  • Palestinian residents of the Jordan Valley are barred access to most of the area on various grounds: “closed military zones” - including military firing zones and areas inside the settlements' municipal boundaries, nature reserves or state land. Palestinians are forbidden to stay, build structures or graze flocks in these areas, which amount to approximately 85% of the Jordan Valley (excluding overlap).
  • The Civil Administration has refrained from drawing up master plans for the Palestinian communities in the limited areas that are still accessible to Palestinians. When Palestinians build structures without permits – having no other choice due to Civil Administration policies – the Administration issues demolition orders for the structures, some of which are executed. B’Tselem’s figures show that, from the beginning of 2006 to the end of April 2013, the Civil Administration demolished at least 315 residential units in Palestinian communities in the Jordan Valley, which housed at least 1,577 people, including at least 658 minors.
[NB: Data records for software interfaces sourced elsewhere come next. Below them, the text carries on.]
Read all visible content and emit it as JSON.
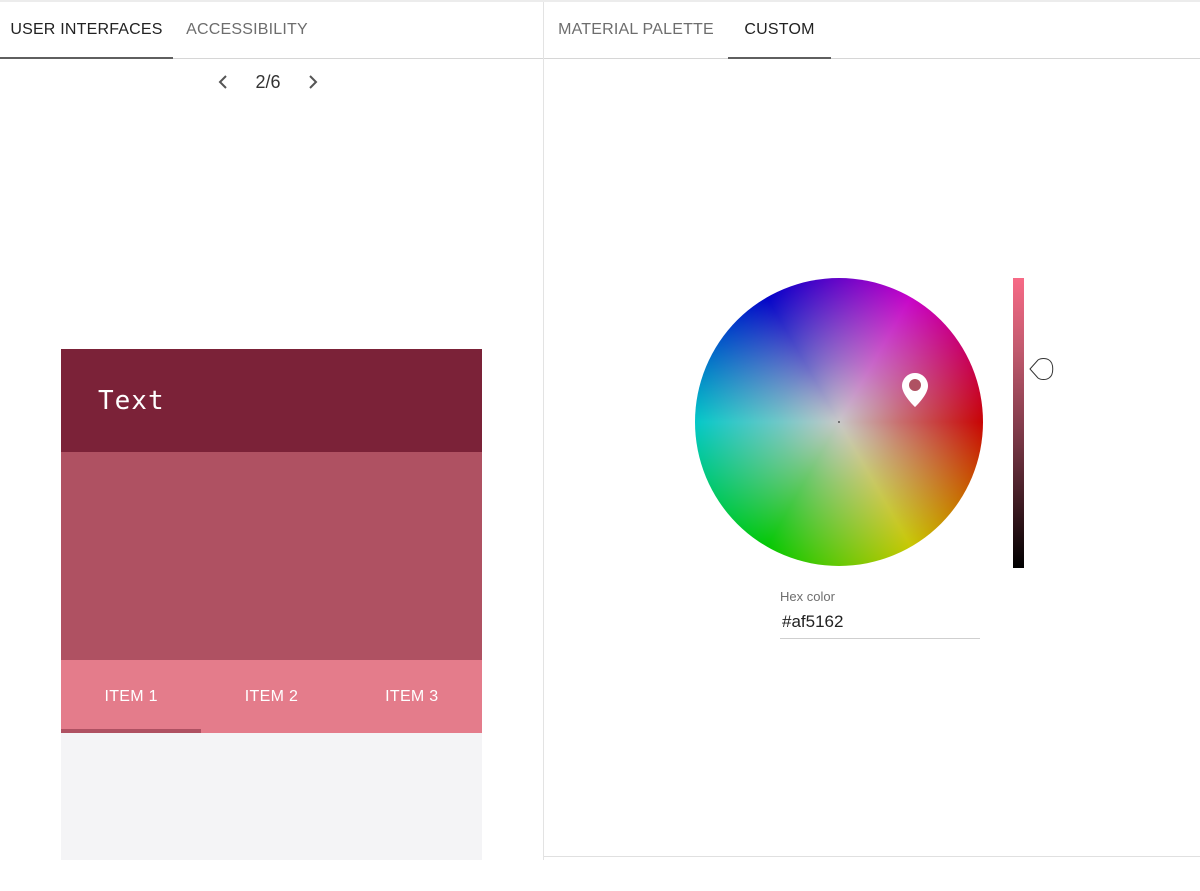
{
  "left_panel": {
    "tabs": [
      {
        "label": "USER INTERFACES",
        "active": true
      },
      {
        "label": "ACCESSIBILITY",
        "active": false
      }
    ],
    "pager": {
      "text": "2/6",
      "prev_icon": "chevron-left-icon",
      "next_icon": "chevron-right-icon"
    },
    "preview": {
      "header_text": "Text",
      "tabs": [
        {
          "label": "ITEM 1",
          "active": true
        },
        {
          "label": "ITEM 2",
          "active": false
        },
        {
          "label": "ITEM 3",
          "active": false
        }
      ],
      "colors": {
        "header": "#7b2238",
        "body": "#af5162",
        "tabs": "#e47c8b",
        "indicator": "#af5162",
        "bottom": "#f4f4f6"
      }
    }
  },
  "right_panel": {
    "tabs": [
      {
        "label": "MATERIAL PALETTE",
        "active": false
      },
      {
        "label": "CUSTOM",
        "active": true
      }
    ],
    "picker": {
      "hex_label": "Hex color",
      "hex_value": "#af5162",
      "marker_icon": "map-pin-icon",
      "slider_handle_icon": "drop-handle-icon"
    }
  }
}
For 225 of these people (including 102 minors), this was at least the second time that their home had been demolished.
  • In addition to being barred from legal construction by the Civil Administration, Palestinian communities in the Jordan Valley are usually also not connected to the water grid. They depend on the area’s sparse rainwater, which they collect in cisterns, and on buying water from private providers, at a high cost. As a result of this policy, the average water consumption in these communities is just 20 liters per capita per day, a far cry from the minimum 100 liters per capita per day recommended by the World Health Organization (WHO).
  • Since the summer of 2012, the military periodically orders a temporary evacuation of communities living in areas declared firing zones in the Jordan Valley, citing military training as the reason. The evacuation orders handed to the communities required them to leave their residences for periods ranging from several hours to two days, noting that if they did not comply, they would be forcefully evicted and their livestock confiscated and they would be billed for the expenses of the eviction. By the end of May 2013, at least 20 such incidents had taken place.

This policy is aimed, among other things, at establishing Israeli control of the area and annexing it de-facto to Israel while exploiting its resources and minimizing Palestinian presence there. One of the purposes of this policy is to ensure Israeli presence in the area, even within the framework of a peace settlement.